It’s officially springtime! Even if we get a blizzard in May, (and it's happened!) it’s spring! As each season changes over I always say the new one is my favorite, but spring has a special place in my heart because of the flowers. They are like little pompoms cheering us on for new beginnings and renewals; little flags waving goodbye to winter. More than anything the buds and blooms are signs of promise and potential; little packages bursting with life and opportunity to provide aroma and beauty. I’ve captured some beauties!
I don’t really get spring fever – spring comes when it comes. And I’m not one for spring cleaning — it’s more of a fall overhaul for me. I really want to talk about spring awakenings.
Is the opposite of awake asleep? Or is it unaware? Or a little of both. Awakened doesn't have to be some big realization or epiphany. It can be as simple as waking up from a night's sleep and giving thanks. I'll admit, in fall and winter, it's harder to bound out of bed. The covers are awfully cozy and they win some extra minutes of morning time lounging. Something about spring makes me rise with a little more ease. I'm anxious to look out my window and greet the day. This time of year sharpens my awareness. It’s a subtle thing. In winter I’m all bundled up, scarves and hats and gloves. I hunker down as I trudge to the subway in the snow. I think I connect a little less when it’s cold. Spring comes and I shed the layers, I look up more, I make more eye contact. I’m more aware of my surroundings. I’m awake to the people around me, perhaps more sensitive to their feelings and needs. My goal is for these behaviors to not be a seasonal thing.
Spring awakening can also mean to wake up the physical senses. We see colors more vividly. The grass is greener, the sky is bluer. And the flowers! Nature’s paint brush gone wild. Plus, things smell so fresh. The grass, the rain, the blossoms. We’re also able to feel more because we’re wearing fewer layers. I remember waking up early as a little girl and going outside barefoot in my pajamas just to feel the morning dew on my toes. We can feel the breeze on our arms and legs, a rain shower on our faces, the sun on all the exposed bits that were previously covered in wool. We hear actual birds chirping, which sounds kind of cartoonish. But listen to those sweet tweets! And look at this bird’s nest! It’s the perfect image for spring! Renewal, a promise of potential, new life awakening. I confess I can’t remember whose Instagram or Facebook post I snagged it from, but I look at it all the time and it brings me such joy and inspiration. I had to share it. Happy spring to you, and thank you mystery bird’s nest picture post-er!
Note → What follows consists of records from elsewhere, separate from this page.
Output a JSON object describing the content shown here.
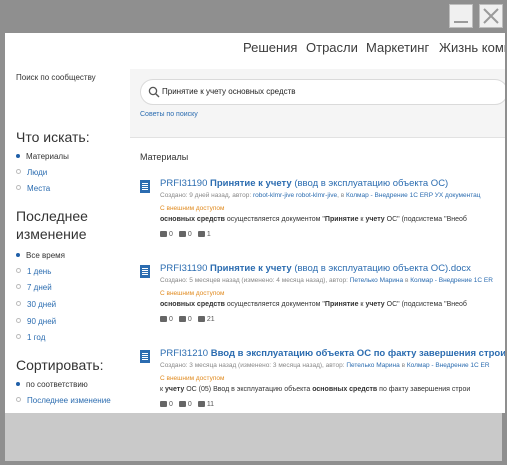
{
  "topnav": [
    "Решения",
    "Отрасли",
    "Маркетинг",
    "Жизнь комп"
  ],
  "sidebar": {
    "search_label": "Поиск по сообществу",
    "what_heading": "Что искать:",
    "what_options": [
      "Материалы",
      "Люди",
      "Места"
    ],
    "changed_heading_1": "Последнее",
    "changed_heading_2": "изменение",
    "changed_options": [
      "Все время",
      "1 день",
      "7 дней",
      "30 дней",
      "90 дней",
      "1 год"
    ],
    "sort_heading": "Сортировать:",
    "sort_options": [
      "по соответствию",
      "Последнее изменение"
    ]
  },
  "search": {
    "query": "Принятие к учету основных средств",
    "tips_link": "Советы по поиску"
  },
  "results": {
    "heading": "Материалы",
    "items": [
      {
        "id": "PRFI31190 ",
        "title_bold": "Принятие к учету",
        "title_rest": " (ввод в эксплуатацию объекта ОС)",
        "meta_prefix": "Создано: 9 дней назад, автор: ",
        "author": "robot-klmr-jive robot-klmr-jive",
        "meta_sep": ", в ",
        "place": "Колмар - Внедрение 1С ERP УХ документац",
        "ext": "С внешним доступом",
        "snip_bold": "основных средств",
        "snip_mid": " осуществляется документом \"",
        "snip_bold2": "Принятие",
        "snip_k": " к ",
        "snip_bold3": "учету",
        "snip_end": " ОС\" (подсистема \"Внеоб",
        "comments": "0",
        "likes": "0",
        "views": "1"
      },
      {
        "id": "PRFI31190 ",
        "title_bold": "Принятие к учету",
        "title_rest": " (ввод в эксплуатацию объекта ОС).docx",
        "meta_prefix": "Создано: 5 месяцев назад (изменено: 4 месяца назад), автор: ",
        "author": "Петелько Марина",
        "meta_sep": " в ",
        "place": "Колмар - Внедрение 1С ER",
        "ext": "С внешним доступом",
        "snip_bold": "основных средств",
        "snip_mid": " осуществляется документом \"",
        "snip_bold2": "Принятие",
        "snip_k": " к ",
        "snip_bold3": "учету",
        "snip_end": " ОС\" (подсистема \"Внеоб",
        "comments": "0",
        "likes": "0",
        "views": "21"
      },
      {
        "id": "PRFI31210 ",
        "title_bold": "Ввод в эксплуатацию объекта ОС по факту завершения строительства, при",
        "title_rest": "",
        "meta_prefix": "Создано: 3 месяца назад (изменено: 3 месяца назад), автор: ",
        "author": "Петелько Марина",
        "meta_sep": " в ",
        "place": "Колмар - Внедрение 1С ER",
        "ext": "С внешним доступом",
        "snip_bold": "учету",
        "snip_pre": "к ",
        "snip_mid": " ОС (05) Ввод в эксплуатацию объекта ",
        "snip_bold2": "основных средств",
        "snip_end": " по факту завершения строи",
        "comments": "0",
        "likes": "0",
        "views": "11"
      }
    ]
  }
}
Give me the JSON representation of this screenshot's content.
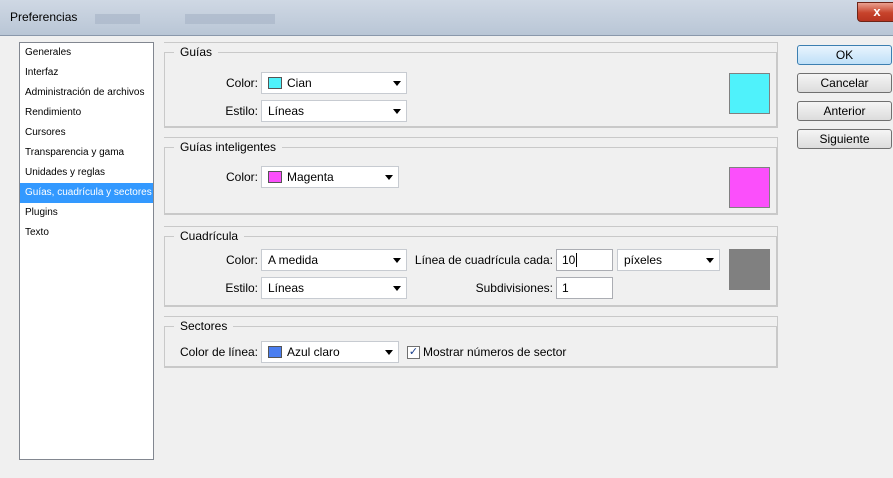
{
  "window": {
    "title": "Preferencias",
    "close_label": "x"
  },
  "sidebar": {
    "items": [
      {
        "label": "Generales"
      },
      {
        "label": "Interfaz"
      },
      {
        "label": "Administración de archivos"
      },
      {
        "label": "Rendimiento"
      },
      {
        "label": "Cursores"
      },
      {
        "label": "Transparencia y gama"
      },
      {
        "label": "Unidades y reglas"
      },
      {
        "label": "Guías, cuadrícula y sectores",
        "selected": true
      },
      {
        "label": "Plugins"
      },
      {
        "label": "Texto"
      }
    ]
  },
  "guias": {
    "legend": "Guías",
    "color_label": "Color:",
    "color_value": "Cian",
    "color_hex": "#4ff2fb",
    "style_label": "Estilo:",
    "style_value": "Líneas"
  },
  "guias_inteligentes": {
    "legend": "Guías inteligentes",
    "color_label": "Color:",
    "color_value": "Magenta",
    "color_hex": "#fb4ffb"
  },
  "cuadricula": {
    "legend": "Cuadrícula",
    "color_label": "Color:",
    "color_value": "A medida",
    "color_hex": "#808080",
    "style_label": "Estilo:",
    "style_value": "Líneas",
    "gridline_label": "Línea de cuadrícula cada:",
    "gridline_value": "10",
    "gridline_unit": "píxeles",
    "subdivisions_label": "Subdivisiones:",
    "subdivisions_value": "1"
  },
  "sectores": {
    "legend": "Sectores",
    "line_color_label": "Color de línea:",
    "line_color_value": "Azul claro",
    "line_color_hex": "#4a7ef0",
    "show_numbers_label": "Mostrar números de sector",
    "show_numbers_checked": true
  },
  "buttons": {
    "ok": "OK",
    "cancel": "Cancelar",
    "previous": "Anterior",
    "next": "Siguiente"
  }
}
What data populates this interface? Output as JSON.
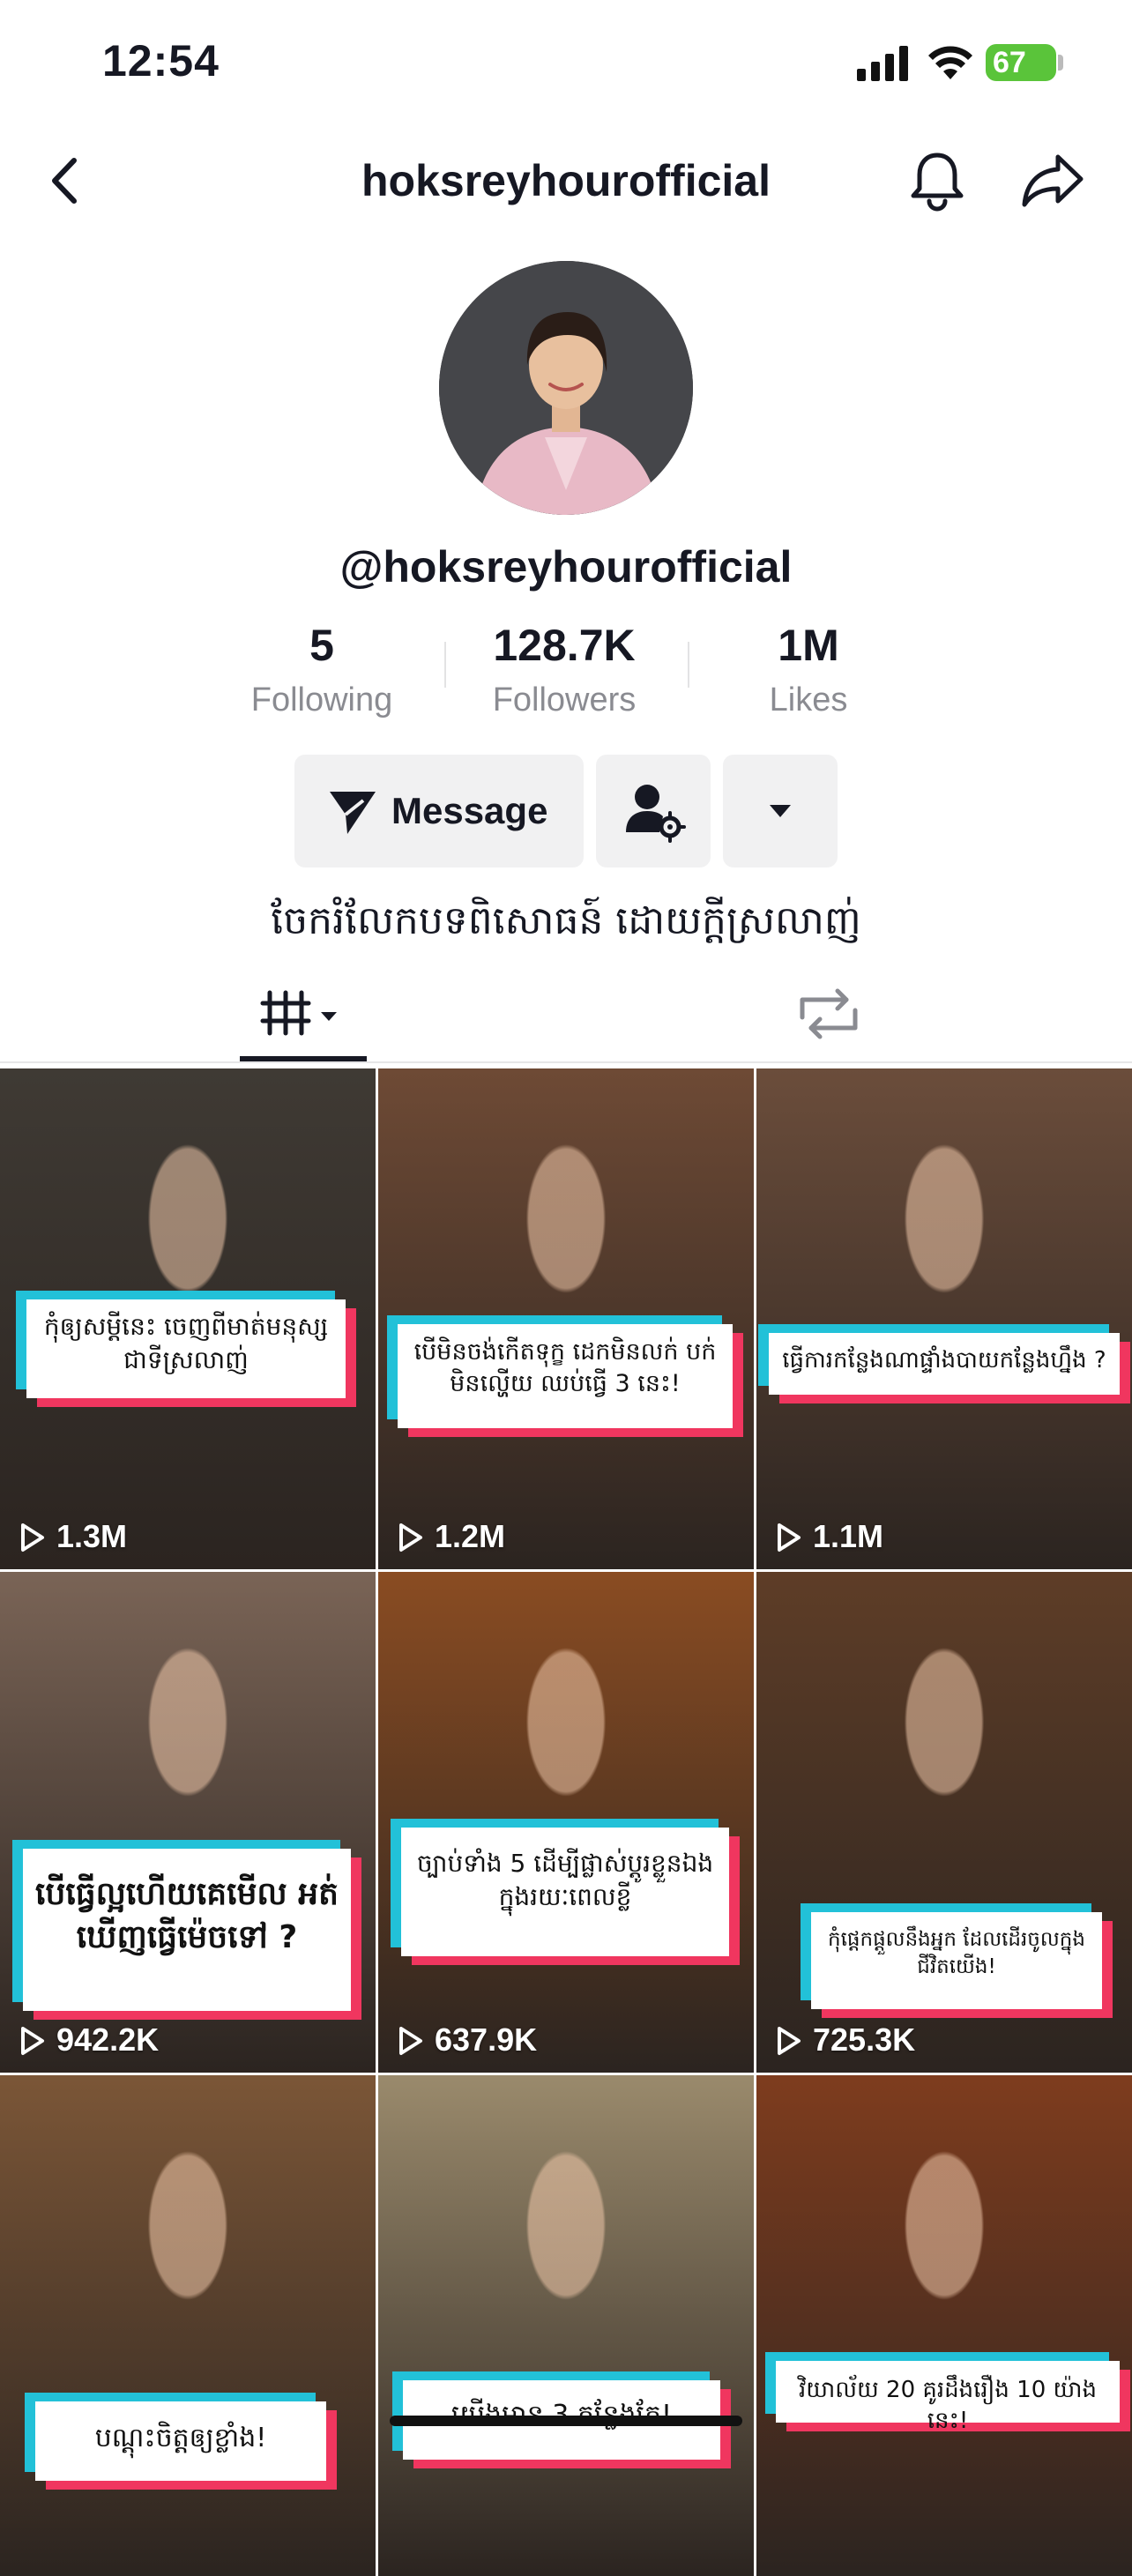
{
  "status_bar": {
    "time": "12:54",
    "battery": "67"
  },
  "header": {
    "title": "hoksreyhourofficial",
    "back_icon": "chevron-left-icon",
    "bell_icon": "bell-icon",
    "share_icon": "share-arrow-icon"
  },
  "profile": {
    "username": "@hoksreyhourofficial",
    "stats": [
      {
        "value": "5",
        "label": "Following"
      },
      {
        "value": "128.7K",
        "label": "Followers"
      },
      {
        "value": "1M",
        "label": "Likes"
      }
    ],
    "message_label": "Message",
    "bio": "ចែករំលែកបទពិសោធន៍ ដោយក្តីស្រលាញ់"
  },
  "tabs": {
    "videos_icon": "grid-icon",
    "reposts_icon": "repost-icon"
  },
  "videos": [
    {
      "caption": "កុំឲ្យសម្ដីនេះ ចេញពីមាត់មនុស្សជាទីស្រលាញ់",
      "views": "1.3M",
      "bg": "#3f3a34"
    },
    {
      "caption": "បើមិនចង់កើតទុក្ខ ដេកមិនលក់ បក់មិនល្ហើយ ឈប់ធ្វើ 3 នេះ!",
      "views": "1.2M",
      "bg": "#6e4a35"
    },
    {
      "caption": "ធ្វើការកន្លែងណាផ្ទាំងបាយកន្លែងហ្នឹង ?",
      "views": "1.1M",
      "bg": "#6b4d3b"
    },
    {
      "caption": "បើធ្វើល្អហើយគេមើល អត់ឃើញធ្វើម៉េចទៅ ?",
      "views": "942.2K",
      "bg": "#7a6456"
    },
    {
      "caption": "ច្បាប់ទាំង 5 ដើម្បីផ្លាស់ប្តូរខ្លួនឯង ក្នុងរយៈពេលខ្លី",
      "views": "637.9K",
      "bg": "#8a4c22"
    },
    {
      "caption": "កុំផ្ដេកផ្ដួលនឹងអ្នក ដែលដើរចូលក្នុងជីវិតយើង!",
      "views": "725.3K",
      "bg": "#5e3d27"
    },
    {
      "caption": "បណ្ដុះចិត្តឲ្យខ្លាំង!",
      "views": "",
      "bg": "#7b5637"
    },
    {
      "caption": "យើងមាន 3 កន្លែងតែ!",
      "views": "",
      "bg": "#9a8a6c"
    },
    {
      "caption": "វិយាល័យ 20 គូរដឹងរឿង 10 យ៉ាងនេះ!",
      "views": "",
      "bg": "#7e3c1e"
    }
  ]
}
My tastebuds wake up in spring too. I love a hearty soup or stew. A winter casserole. Roasted winter squash. Caramelized root vegetables. But as it gets warmer my menus get lighter. Lighter doesn’t mean less flavor, in fact I think my food actually has more vibrancy as the season changes. This soup revives my tastebuds with zingy flavor after all the comfort foods of winter. And it has spring onions in it, which I normally call scallions, but, hey, it’s SPRING!
Miso Soup With Tofu
- 2 tablespoons olive oil
- 14 ounce block of extra firm tofu, drained, pressed and dried between paper towel,then cubed
- ground black pepper and salt
- 2 quarts vegetable stock
- 4 tablespoons crushed ginger, fresh or from a jar
- 1 lb baby spinach leaves, washed well
- 1 bunch SPRING onions (scallions,) thinly sliced
- 4 tablespoons miso (light or dark fermented soybean paste)
- juice of 1 lemon
- cracked red pepper
In a large skillet, heat the oil and add the dried tofu cubes. (If they are still wet, they will sputter, so stand back.) Season with black pepper and salt. Sauté until golden brown on all sides. Remove the tofu from pan with a slotted spoon onto paper towels to absorb any excess oil. As the tofu is cooking, bring the stock to a boil. Remove one cup of stock, pour into a small mixing bowl, and stir in the miso until it dissolves. Set this mixture aside. Add the crushed ginger, scallions, and tofu to the boiling broth in the pan. Simmer for 5 minutes. Stir in miso slurry and spinach leaves. Remove from heat, add a little lemon juice. Sometimes it can get too sour too fast. Taste for seasoning. Maybe add more lemon. I like to taste salty, spicy, sour equally, but it's aggressive! So adjust the ginger, pepper, miso, or lemon amounts - less or more of whatever ingredient to suit you! I like to sprinkle mine with cracked red pepper before serving.